Nothing to add at this moment.

I just didn't want to let my turn to get the darger grey background slip through my fingers unused.
Now it's you, in grey Melbourne, who has to make do with the light grey on a bit less light grey.

Anyway, i'm aware of your focus on optical charateristics in this thread.
I just referred to the other ones because of the suggestion that the fact that Zeiss did "go to the expense of new barrel, lens mount, shutter component" would be proof that the optical improvements indeed are significant.
The "why else bother if not?" thing.

They, of course, went to the expense of a new main spring, because they wanted to improve the main spring, they went to the expense of a new rear and front bayonet, because they wanted to improve the rear and front bayonet, etc.
The internal baffling and dead black paint coating is only part of a larger, total package.
Any single one of these alone was not significant enough to justify the expense of retooling.
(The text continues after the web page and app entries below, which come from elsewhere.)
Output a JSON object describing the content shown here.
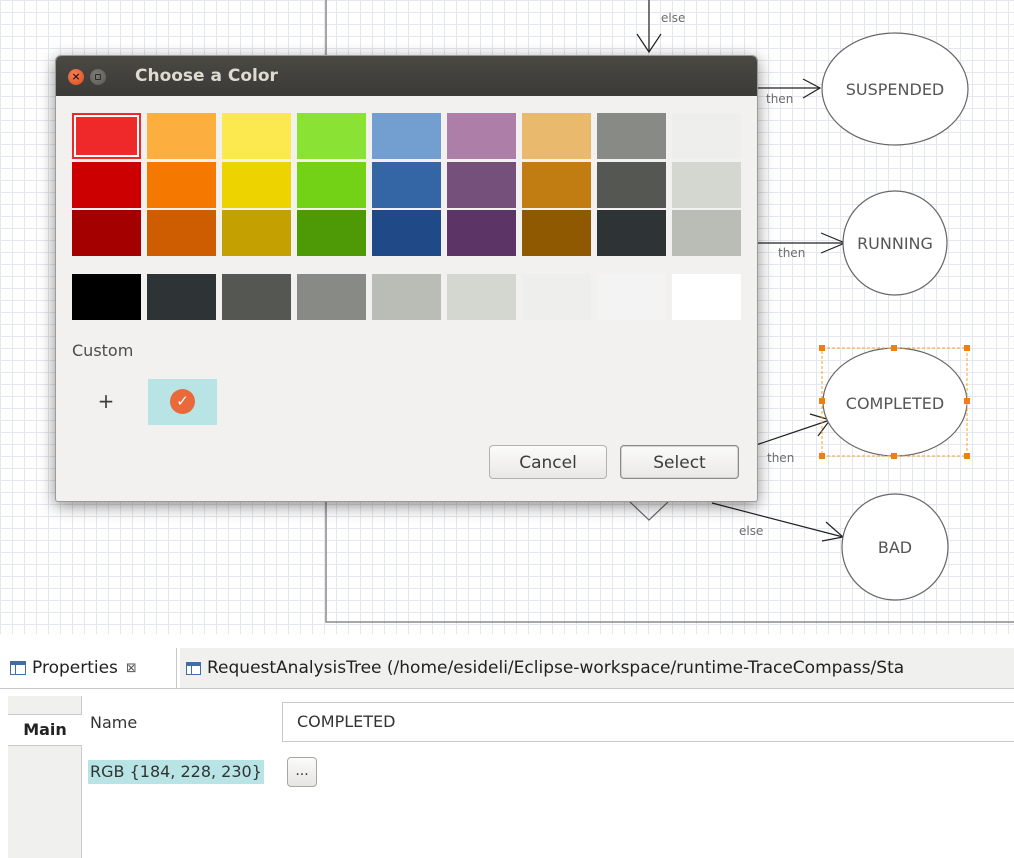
{
  "diagram": {
    "states": {
      "suspended": "SUSPENDED",
      "running": "RUNNING",
      "completed": "COMPLETED",
      "bad": "BAD"
    },
    "edge_labels": {
      "else_top": "else",
      "then_suspended": "then",
      "then_running": "then",
      "then_completed": "then",
      "else_bad": "else"
    }
  },
  "dialog": {
    "title": "Choose a Color",
    "close_glyph": "×",
    "custom_label": "Custom",
    "add_custom_glyph": "+",
    "custom_color": "#b8e4e6",
    "check_glyph": "✓",
    "cancel_label": "Cancel",
    "select_label": "Select",
    "palette_rows": [
      [
        "#ef2929",
        "#fcaf3e",
        "#fce94f",
        "#8ae234",
        "#729fcf",
        "#ad7fa8",
        "#e9b96e",
        "#888a85",
        "#eeeeec"
      ],
      [
        "#cc0000",
        "#f57900",
        "#edd400",
        "#73d216",
        "#3465a4",
        "#75507b",
        "#c17d11",
        "#555753",
        "#d3d7cf"
      ],
      [
        "#a40000",
        "#ce5c00",
        "#c4a000",
        "#4e9a06",
        "#204a87",
        "#5c3566",
        "#8f5902",
        "#2e3436",
        "#babdb6"
      ]
    ],
    "gray_row": [
      "#000000",
      "#2e3436",
      "#555753",
      "#888a85",
      "#babdb6",
      "#d3d7cf",
      "#eeeeec",
      "#f3f3f3",
      "#ffffff"
    ]
  },
  "properties": {
    "tab_title": "Properties",
    "close_glyph": "⊠",
    "other_tab": "RequestAnalysisTree (/home/esideli/Eclipse-workspace/runtime-TraceCompass/Sta",
    "side_tab": "Main",
    "name_label": "Name",
    "name_value": "COMPLETED",
    "color_value": "RGB {184, 228, 230}",
    "picker_button": "..."
  }
}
But the baffling/black paint part is the part that speaks most to buyer's imagination. It, after all, is the only thing that would improve their results, making them (the buyers) look better, give them more 'impressing power'.
"Look at my beautiful picture. It was made with improved legibility of numbers and letters on my new lens barrel." doesn't really stack up to, say, carrying a Porsche key ring, does it?

Now let's see how some other colours fare on this gloomy background:
- Not so hot.
- Not a good thing to look at on any background colour.
- Ah well...

I wonder why they left these things untouched. Maybe they scared the interior designer (like small children often are afraid to touch a picture in a book, showing something horrible, like a spider) who so stylishly rev&ed this forum's 'wallpaper' in similar shades of grey, ignorant of the fact that it is in fact 'writing paper'?
Totall agree Qnu. I suppose it's called either "continuous improvement", or "not resting on one's laurels"!

Touche re the grey greys! Dark and black here now and oh so wet! But after years of drought no Aussie dares complaign.

I'm just hoping I can go play with a camera this weekend!

Cheers and good light.